is developing a new XML-based storage manager for its
database software, highlighting what one analyst said is an industry shift
toward recognizing the database as a significant part of the infrastructure
IBM will likely make the native XML
in the next version of its DB2 Universal Database for 2005, said Jeff Jones,
director of strategy for data management solutions in IBM’s Software Group.
“We are recognizing that XML is a force that is rapidly growing for
organizing and representing any kind of information,” Jones said. “It’s not
just for document interchange or Web site painting. That force means there
is an increasing amount of XML in our shops, and the database needs to be better
structured to handle XML.”
The problem, Jones said, is that modern databases are better suited to
handle relational data in tables, rows and columns. Applying the relational
model to XML code means the XML has to be “shredded” or manipulated to work
in relational columns. This means XML loses much of its effectiveness.
While pure XML databases exist to handle the language, they are not fast
enough, nor do they scale large enough to handle enterprise workloads, Jones said.
With the new storage manager, IBM is making it possible for DB2 to handle
XML code as if the database were constructed out of XML itself.
The tool is not a relational table manager — it’s a second storage manager
that will function as both a relational table manager and an XML manager.
Jones and his team have solicited a select group of beta testers to run the
new storage manager as an add-on to DB2. No timetable has been set for the
inclusion of the native XML enhancements.
Jones said IBM is also providing developers more choice in terms of
programming language as they may choose to use traditional SQL to write to
DB2 or XQuery
address XML with questions.”

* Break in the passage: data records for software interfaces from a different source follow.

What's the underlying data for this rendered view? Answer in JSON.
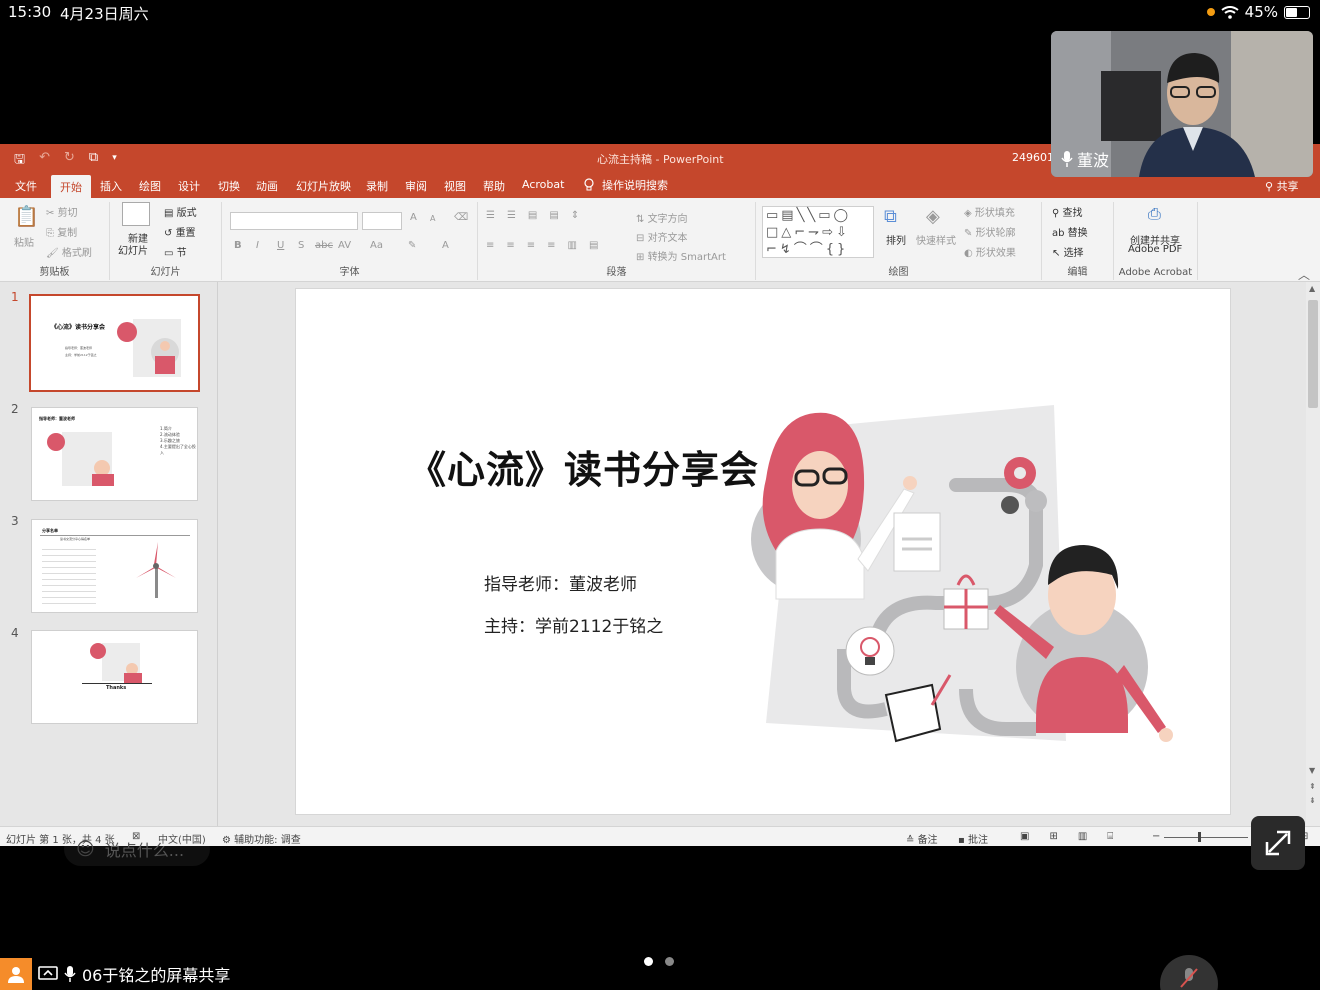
{
  "status": {
    "time": "15:30",
    "date": "4月23日周六",
    "battery": "45%"
  },
  "titlebar": {
    "document": "心流主持稿",
    "separator": "-",
    "app": "PowerPoint",
    "user_id": "249601"
  },
  "menu": {
    "tabs": [
      "文件",
      "开始",
      "插入",
      "绘图",
      "设计",
      "切换",
      "动画",
      "幻灯片放映",
      "录制",
      "审阅",
      "视图",
      "帮助",
      "Acrobat"
    ],
    "active": "开始",
    "search": "操作说明搜索",
    "share": "共享"
  },
  "ribbon": {
    "clipboard": {
      "paste": "粘贴",
      "cut": "剪切",
      "copy": "复制",
      "format_painter": "格式刷",
      "label": "剪贴板"
    },
    "slides": {
      "new_slide_1": "新建",
      "new_slide_2": "幻灯片",
      "layout": "版式",
      "reset": "重置",
      "section": "节",
      "label": "幻灯片"
    },
    "font": {
      "label": "字体",
      "bold": "B",
      "italic": "I",
      "underline": "U",
      "shadow": "S",
      "strike": "abc",
      "spacing": "AV",
      "case": "Aa",
      "grow": "A",
      "shrink": "A",
      "color": "A"
    },
    "paragraph": {
      "label": "段落",
      "text_direction": "文字方向",
      "align_text": "对齐文本",
      "smartart": "转换为 SmartArt"
    },
    "drawing": {
      "label": "绘图",
      "arrange": "排列",
      "quick_styles": "快速样式",
      "fill": "形状填充",
      "outline": "形状轮廓",
      "effects": "形状效果"
    },
    "editing": {
      "label": "编辑",
      "find": "查找",
      "replace": "替换",
      "select": "选择"
    },
    "acrobat": {
      "create_1": "创建并共享",
      "create_2": "Adobe PDF",
      "label": "Adobe Acrobat"
    }
  },
  "thumbnails": [
    {
      "num": "1",
      "title": "《心流》读书分享会",
      "line1": "指导老师：董波老师",
      "line2": "主持：学前2112于铭之"
    },
    {
      "num": "2",
      "title": "指导老师：董波老师",
      "bullets": [
        "1.简介",
        "2.流动体验",
        "3.乐趣之旅",
        "4.主要提出了全心投入"
      ]
    },
    {
      "num": "3",
      "title": "分享名单",
      "subtitle": "读书交流分享心得名单"
    },
    {
      "num": "4",
      "caption": "Thanks"
    }
  ],
  "slide": {
    "title": "《心流》读书分享会",
    "advisor": "指导老师：董波老师",
    "host": "主持：学前2112于铭之"
  },
  "statusbar": {
    "slide_info": "幻灯片 第 1 张，共 4 张",
    "language": "中文(中国)",
    "accessibility": "辅助功能: 调查",
    "notes": "备注",
    "comments": "批注"
  },
  "meeting": {
    "speaker": "董波",
    "chat_placeholder": "说点什么...",
    "share_label": "06于铭之的屏幕共享"
  },
  "colors": {
    "ppt_accent": "#c5472c",
    "illustration_pink": "#d9586a"
  }
}
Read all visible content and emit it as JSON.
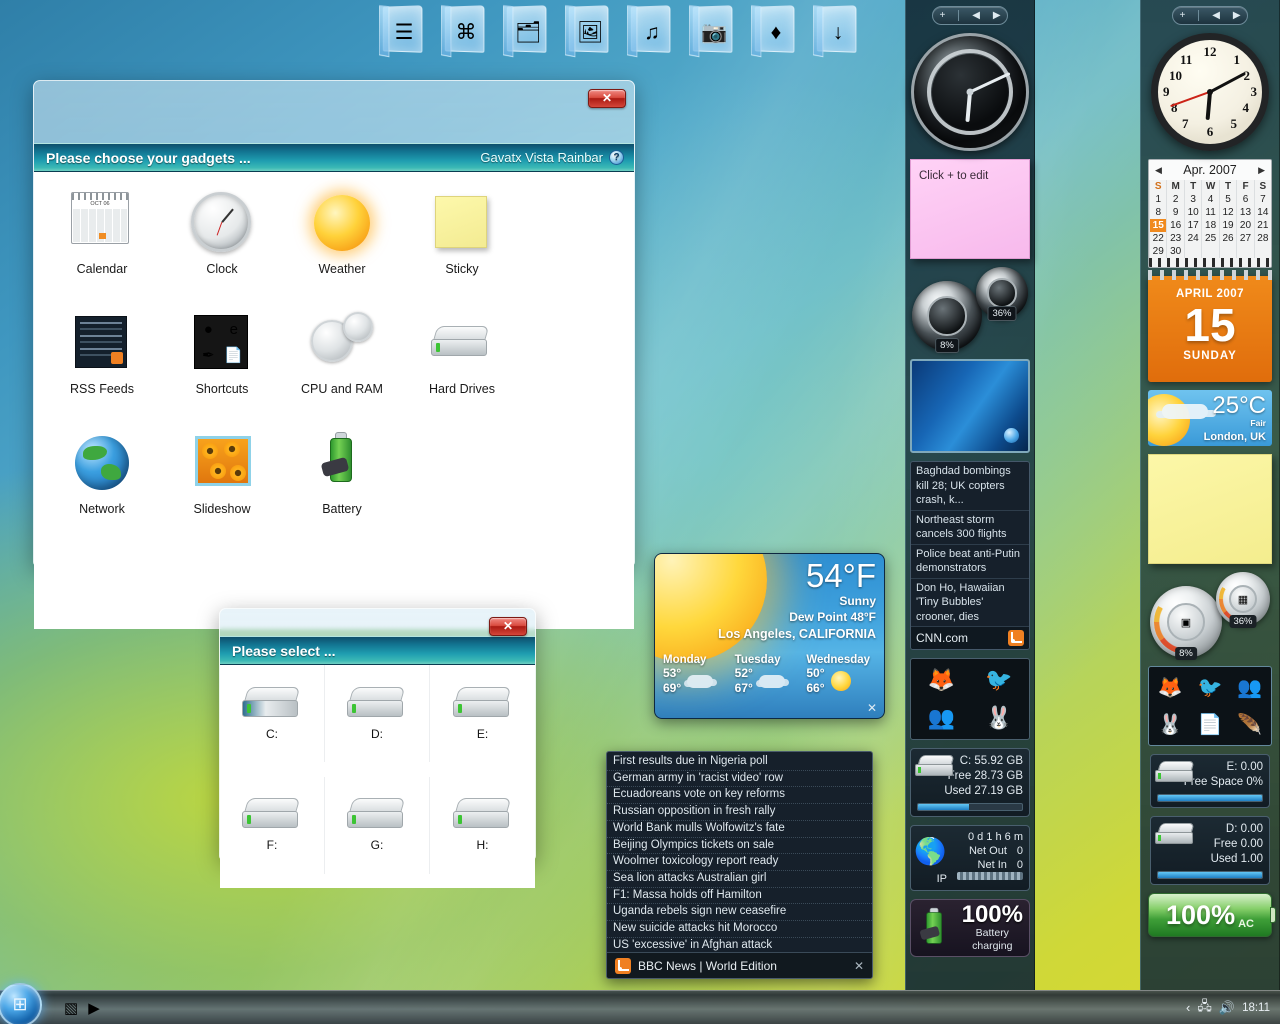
{
  "desktop": {
    "icons": [
      {
        "name": "documents-folder",
        "glyph": "☰"
      },
      {
        "name": "computer-folder",
        "glyph": "⌘"
      },
      {
        "name": "personal-folder",
        "glyph": "🗂"
      },
      {
        "name": "pictures-folder",
        "glyph": "🖼"
      },
      {
        "name": "music-folder",
        "glyph": "♫"
      },
      {
        "name": "video-folder",
        "glyph": "📷"
      },
      {
        "name": "games-folder",
        "glyph": "♦"
      },
      {
        "name": "downloads-folder",
        "glyph": "↓"
      }
    ]
  },
  "gadget_chooser": {
    "title": "Please choose your gadgets ...",
    "brand": "Gavatx Vista Rainbar",
    "help_label": "?",
    "close_label": "✕",
    "calendar_icon_month": "OCT 06",
    "items": [
      {
        "label": "Calendar",
        "icon": "calendar-icon"
      },
      {
        "label": "Clock",
        "icon": "clock-icon"
      },
      {
        "label": "Weather",
        "icon": "weather-sun-icon"
      },
      {
        "label": "Sticky",
        "icon": "sticky-note-icon"
      },
      {
        "label": "RSS Feeds",
        "icon": "rss-feeds-icon"
      },
      {
        "label": "Shortcuts",
        "icon": "shortcuts-icon"
      },
      {
        "label": "CPU and RAM",
        "icon": "cpu-ram-gauge-icon"
      },
      {
        "label": "Hard Drives",
        "icon": "hard-drive-icon"
      },
      {
        "label": "Network",
        "icon": "network-globe-icon"
      },
      {
        "label": "Slideshow",
        "icon": "slideshow-icon"
      },
      {
        "label": "Battery",
        "icon": "battery-icon"
      }
    ]
  },
  "drive_dialog": {
    "title": "Please select ...",
    "close_label": "✕",
    "drives": [
      {
        "label": "C:"
      },
      {
        "label": "D:"
      },
      {
        "label": "E:"
      },
      {
        "label": "F:"
      },
      {
        "label": "G:"
      },
      {
        "label": "H:"
      }
    ]
  },
  "weather_gadget": {
    "temperature": "54°F",
    "condition": "Sunny",
    "dew_point": "Dew Point 48°F",
    "location": "Los Angeles, CALIFORNIA",
    "close_label": "✕",
    "forecast": [
      {
        "day": "Monday",
        "low": "53°",
        "high": "69°",
        "icon": "cloud-icon"
      },
      {
        "day": "Tuesday",
        "low": "52°",
        "high": "67°",
        "icon": "cloud-icon"
      },
      {
        "day": "Wednesday",
        "low": "50°",
        "high": "66°",
        "icon": "sun-icon"
      }
    ]
  },
  "bbc_feed": {
    "source": "BBC News | World Edition",
    "close_label": "✕",
    "headlines": [
      "First results due in Nigeria poll",
      "German army in 'racist video' row",
      "Ecuadoreans vote on key reforms",
      "Russian opposition in fresh rally",
      "World Bank mulls Wolfowitz's fate",
      "Beijing Olympics tickets on sale",
      "Woolmer toxicology report ready",
      "Sea lion attacks Australian girl",
      "F1: Massa holds off Hamilton",
      "Uganda rebels sign new ceasefire",
      "New suicide attacks hit Morocco",
      "US 'excessive' in Afghan attack"
    ]
  },
  "sidebar_mid": {
    "controls": {
      "add": "+",
      "prev": "◀",
      "next": "▶"
    },
    "sticky_text": "Click + to edit",
    "cpu": {
      "cpu_pct": "8%",
      "ram_pct": "36%"
    },
    "cnn_feed": {
      "source": "CNN.com",
      "headlines": [
        "Baghdad bombings kill 28; UK copters crash, k...",
        "Northeast storm cancels 300 flights",
        "Police beat anti-Putin demonstrators",
        "Don Ho, Hawaiian 'Tiny Bubbles' crooner, dies"
      ]
    },
    "shortcuts": [
      {
        "name": "firefox-icon",
        "glyph": "🦊"
      },
      {
        "name": "thunderbird-icon",
        "glyph": "🐦"
      },
      {
        "name": "messenger-icon",
        "glyph": "👥"
      },
      {
        "name": "rabbit-icon",
        "glyph": "🐰"
      }
    ],
    "drive": {
      "title": "C:  55.92 GB",
      "free": "Free 28.73 GB",
      "used": "Used 27.19 GB",
      "fill_pct": 49
    },
    "network": {
      "uptime": "0 d 1 h 6 m",
      "net_out_label": "Net Out",
      "net_out": "0",
      "net_in_label": "Net In",
      "net_in": "0",
      "ip_label": "IP"
    },
    "battery": {
      "pct": "100%",
      "line1": "Battery",
      "line2": "charging"
    }
  },
  "sidebar_right": {
    "controls": {
      "add": "+",
      "prev": "◀",
      "next": "▶"
    },
    "calendar": {
      "month": "Apr. 2007",
      "prev": "◀",
      "next": "▶",
      "weekdays": [
        "S",
        "M",
        "T",
        "W",
        "T",
        "F",
        "S"
      ],
      "weeks": [
        [
          "1",
          "2",
          "3",
          "4",
          "5",
          "6",
          "7"
        ],
        [
          "8",
          "9",
          "10",
          "11",
          "12",
          "13",
          "14"
        ],
        [
          "15",
          "16",
          "17",
          "18",
          "19",
          "20",
          "21"
        ],
        [
          "22",
          "23",
          "24",
          "25",
          "26",
          "27",
          "28"
        ],
        [
          "29",
          "30",
          "",
          "",
          "",
          "",
          ""
        ]
      ],
      "selected": "15"
    },
    "date_gadget": {
      "month_year": "APRIL 2007",
      "day": "15",
      "weekday": "SUNDAY"
    },
    "weather": {
      "temp": "25°C",
      "condition": "Fair",
      "location": "London, UK"
    },
    "cpu": {
      "cpu_pct": "8%",
      "ram_pct": "36%"
    },
    "shortcuts": [
      {
        "name": "firefox-icon",
        "glyph": "🦊"
      },
      {
        "name": "thunderbird-icon",
        "glyph": "🐦"
      },
      {
        "name": "messenger-icon",
        "glyph": "👥"
      },
      {
        "name": "rabbit-icon",
        "glyph": "🐰"
      },
      {
        "name": "word-document-icon",
        "glyph": "📄"
      },
      {
        "name": "feather-editor-icon",
        "glyph": "🪶"
      }
    ],
    "drive_e": {
      "title": "E:  0.00",
      "sub": "Free Space 0%",
      "fill_pct": 100
    },
    "drive_d": {
      "title": "D:  0.00",
      "free": "Free 0.00",
      "used": "Used 1.00",
      "fill_pct": 100
    },
    "battery": {
      "pct": "100%",
      "mode": "AC"
    }
  },
  "taskbar": {
    "start_label": "⊞",
    "quick_launch": [
      {
        "name": "show-desktop-icon",
        "glyph": "▧"
      },
      {
        "name": "media-player-icon",
        "glyph": "▶"
      }
    ],
    "tray": {
      "chevron": "‹",
      "network-icon": "🖧",
      "volume-icon": "🔊",
      "time": "18:11"
    }
  }
}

The importance of such XML-enabling capabilities can’t be understated.
Many developers are using XML to construct Web services applications and
databases that can store the XML information from these applications without
shredding documents and putting them into columns.
Burton Group’s Peter O’Kelly said IBM, Oracle and Microsoft are leading a
resurgent database market, which languished in popularity after taking a
back seat to applications servers, which were red hot during the last few years.
With IBM’s new native XML enhancements, database software will likely regain
some of its lost luster, O’Kelly said.
Comparing their level of complexity to operating systems, databases
do such SOA-related tasks as message brokering, native Web services
support and event management, O’Kelly said. They also ensure corporations remain compliant
with record retention policies.
“When people go back and check their assumptions, they will see an expansion
of what you can do with DBMS because of XML and standards like XML Schema
and XQuery,” O’Kelly said. “You want to be able to take those data-centric
things in XML and put them into a database without a loss of fidelity, and
this is one area where IBM is going further than Oracle and Microsoft.”
Sprucing up XML capabilities in DB2 is just part of the company’s plan to
shoot past rivals Oracle and Microsoft in the competitive database market.
In the past two years, all three companies have added automated management
features and better search capabilities for their products.
Aside from enhancing DB2 with XML, IBM also has grand plans to boost the
product’s search capabilities. The last release, DB2 8.2 (code-named
Stinger) featured OmniFind, the search component of DB2 Information
OmniFind, a tangible result of IBM’s search research and development
efforts, helps applications find pieces of answers to questions from
multiple vendor databases and content repositories.
“It gets the right info
closer to the people who need it,” Jones said.